• [Exercise prompt]:
I'd like the data below restated word for word, with the pictures left out.

◆ ◆ ◆

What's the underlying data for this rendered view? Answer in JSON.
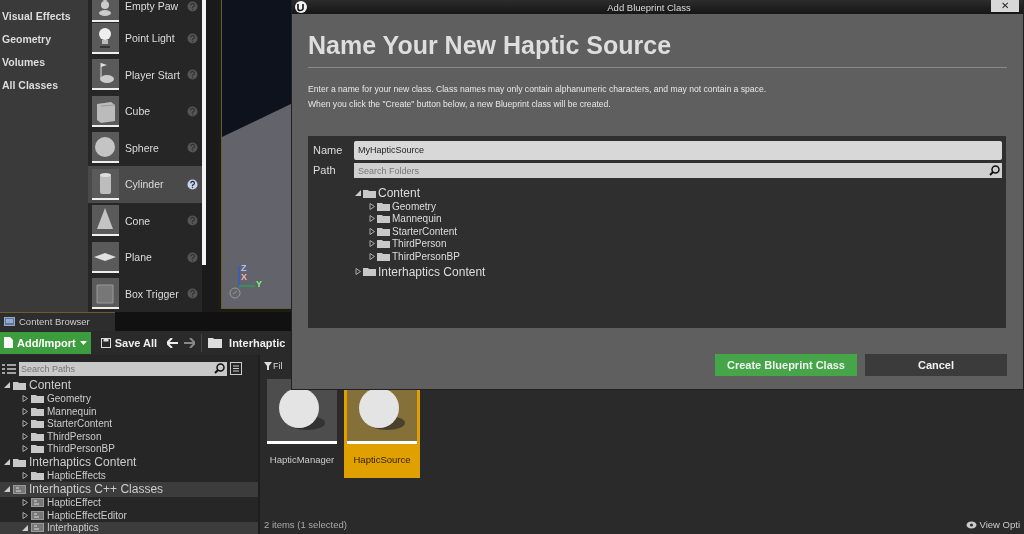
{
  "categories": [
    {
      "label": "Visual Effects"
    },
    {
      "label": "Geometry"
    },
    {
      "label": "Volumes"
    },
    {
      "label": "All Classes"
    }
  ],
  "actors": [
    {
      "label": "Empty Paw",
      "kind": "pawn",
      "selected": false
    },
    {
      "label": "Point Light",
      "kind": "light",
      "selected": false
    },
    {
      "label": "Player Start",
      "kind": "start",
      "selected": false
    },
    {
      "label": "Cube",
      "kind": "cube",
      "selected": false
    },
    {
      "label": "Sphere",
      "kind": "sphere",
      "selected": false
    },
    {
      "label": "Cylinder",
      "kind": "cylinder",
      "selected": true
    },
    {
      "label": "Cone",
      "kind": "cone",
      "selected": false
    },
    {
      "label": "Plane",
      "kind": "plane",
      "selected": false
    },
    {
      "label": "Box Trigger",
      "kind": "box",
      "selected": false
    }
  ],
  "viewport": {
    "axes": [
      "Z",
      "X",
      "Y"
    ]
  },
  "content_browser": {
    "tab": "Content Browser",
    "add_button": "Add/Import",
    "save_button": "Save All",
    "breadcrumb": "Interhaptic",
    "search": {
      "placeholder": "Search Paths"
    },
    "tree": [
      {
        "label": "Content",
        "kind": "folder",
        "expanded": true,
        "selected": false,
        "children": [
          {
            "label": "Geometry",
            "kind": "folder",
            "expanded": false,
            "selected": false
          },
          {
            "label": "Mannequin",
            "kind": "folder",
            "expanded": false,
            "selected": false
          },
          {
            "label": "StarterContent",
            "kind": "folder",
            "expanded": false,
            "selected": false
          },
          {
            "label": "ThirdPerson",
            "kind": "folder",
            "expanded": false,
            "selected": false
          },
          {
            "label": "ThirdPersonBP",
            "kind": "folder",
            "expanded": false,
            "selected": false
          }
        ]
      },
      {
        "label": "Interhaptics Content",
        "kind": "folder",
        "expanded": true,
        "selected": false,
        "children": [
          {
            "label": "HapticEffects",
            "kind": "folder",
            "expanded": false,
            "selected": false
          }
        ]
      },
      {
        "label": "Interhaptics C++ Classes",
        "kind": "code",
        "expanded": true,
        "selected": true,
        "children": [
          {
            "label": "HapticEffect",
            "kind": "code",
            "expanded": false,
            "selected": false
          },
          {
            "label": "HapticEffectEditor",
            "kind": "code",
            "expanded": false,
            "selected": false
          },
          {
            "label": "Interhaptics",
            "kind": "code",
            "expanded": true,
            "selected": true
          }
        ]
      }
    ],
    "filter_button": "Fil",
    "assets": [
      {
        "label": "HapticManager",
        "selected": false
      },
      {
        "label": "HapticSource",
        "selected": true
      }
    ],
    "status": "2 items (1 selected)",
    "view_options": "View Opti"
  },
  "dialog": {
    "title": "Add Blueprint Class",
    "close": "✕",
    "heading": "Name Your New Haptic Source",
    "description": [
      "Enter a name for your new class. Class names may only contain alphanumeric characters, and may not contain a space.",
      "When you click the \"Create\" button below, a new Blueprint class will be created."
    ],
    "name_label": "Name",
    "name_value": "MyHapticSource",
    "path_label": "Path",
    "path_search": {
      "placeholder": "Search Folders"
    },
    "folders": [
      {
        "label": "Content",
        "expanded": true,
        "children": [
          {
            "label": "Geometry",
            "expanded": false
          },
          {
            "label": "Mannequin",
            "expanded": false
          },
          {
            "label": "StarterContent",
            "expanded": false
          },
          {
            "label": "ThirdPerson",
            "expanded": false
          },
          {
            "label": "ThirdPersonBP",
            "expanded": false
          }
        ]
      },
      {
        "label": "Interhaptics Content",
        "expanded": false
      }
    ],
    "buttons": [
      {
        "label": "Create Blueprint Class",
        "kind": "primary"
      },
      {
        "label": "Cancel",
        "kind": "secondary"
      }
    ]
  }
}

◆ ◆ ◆

• [Answer space]:
What's the underlying data for this rendered view? Answer in JSON.
{
  "categories": [
    {
      "label": "Visual Effects"
    },
    {
      "label": "Geometry"
    },
    {
      "label": "Volumes"
    },
    {
      "label": "All Classes"
    }
  ],
  "actors": [
    {
      "label": "Empty Paw",
      "kind": "pawn",
      "selected": false
    },
    {
      "label": "Point Light",
      "kind": "light",
      "selected": false
    },
    {
      "label": "Player Start",
      "kind": "start",
      "selected": false
    },
    {
      "label": "Cube",
      "kind": "cube",
      "selected": false
    },
    {
      "label": "Sphere",
      "kind": "sphere",
      "selected": false
    },
    {
      "label": "Cylinder",
      "kind": "cylinder",
      "selected": true
    },
    {
      "label": "Cone",
      "kind": "cone",
      "selected": false
    },
    {
      "label": "Plane",
      "kind": "plane",
      "selected": false
    },
    {
      "label": "Box Trigger",
      "kind": "box",
      "selected": false
    }
  ],
  "viewport": {
    "axes": [
      "Z",
      "X",
      "Y"
    ]
  },
  "content_browser": {
    "tab": "Content Browser",
    "add_button": "Add/Import",
    "save_button": "Save All",
    "breadcrumb": "Interhaptic",
    "search": {
      "placeholder": "Search Paths"
    },
    "tree": [
      {
        "label": "Content",
        "kind": "folder",
        "expanded": true,
        "selected": false,
        "children": [
          {
            "label": "Geometry",
            "kind": "folder",
            "expanded": false,
            "selected": false
          },
          {
            "label": "Mannequin",
            "kind": "folder",
            "expanded": false,
            "selected": false
          },
          {
            "label": "StarterContent",
            "kind": "folder",
            "expanded": false,
            "selected": false
          },
          {
            "label": "ThirdPerson",
            "kind": "folder",
            "expanded": false,
            "selected": false
          },
          {
            "label": "ThirdPersonBP",
            "kind": "folder",
            "expanded": false,
            "selected": false
          }
        ]
      },
      {
        "label": "Interhaptics Content",
        "kind": "folder",
        "expanded": true,
        "selected": false,
        "children": [
          {
            "label": "HapticEffects",
            "kind": "folder",
            "expanded": false,
            "selected": false
          }
        ]
      },
      {
        "label": "Interhaptics C++ Classes",
        "kind": "code",
        "expanded": true,
        "selected": true,
        "children": [
          {
            "label": "HapticEffect",
            "kind": "code",
            "expanded": false,
            "selected": false
          },
          {
            "label": "HapticEffectEditor",
            "kind": "code",
            "expanded": false,
            "selected": false
          },
          {
            "label": "Interhaptics",
            "kind": "code",
            "expanded": true,
            "selected": true
          }
        ]
      }
    ],
    "filter_button": "Fil",
    "assets": [
      {
        "label": "HapticManager",
        "selected": false
      },
      {
        "label": "HapticSource",
        "selected": true
      }
    ],
    "status": "2 items (1 selected)",
    "view_options": "View Opti"
  },
  "dialog": {
    "title": "Add Blueprint Class",
    "close": "✕",
    "heading": "Name Your New Haptic Source",
    "description": [
      "Enter a name for your new class. Class names may only contain alphanumeric characters, and may not contain a space.",
      "When you click the \"Create\" button below, a new Blueprint class will be created."
    ],
    "name_label": "Name",
    "name_value": "MyHapticSource",
    "path_label": "Path",
    "path_search": {
      "placeholder": "Search Folders"
    },
    "folders": [
      {
        "label": "Content",
        "expanded": true,
        "children": [
          {
            "label": "Geometry",
            "expanded": false
          },
          {
            "label": "Mannequin",
            "expanded": false
          },
          {
            "label": "StarterContent",
            "expanded": false
          },
          {
            "label": "ThirdPerson",
            "expanded": false
          },
          {
            "label": "ThirdPersonBP",
            "expanded": false
          }
        ]
      },
      {
        "label": "Interhaptics Content",
        "expanded": false
      }
    ],
    "buttons": [
      {
        "label": "Create Blueprint Class",
        "kind": "primary"
      },
      {
        "label": "Cancel",
        "kind": "secondary"
      }
    ]
  }
}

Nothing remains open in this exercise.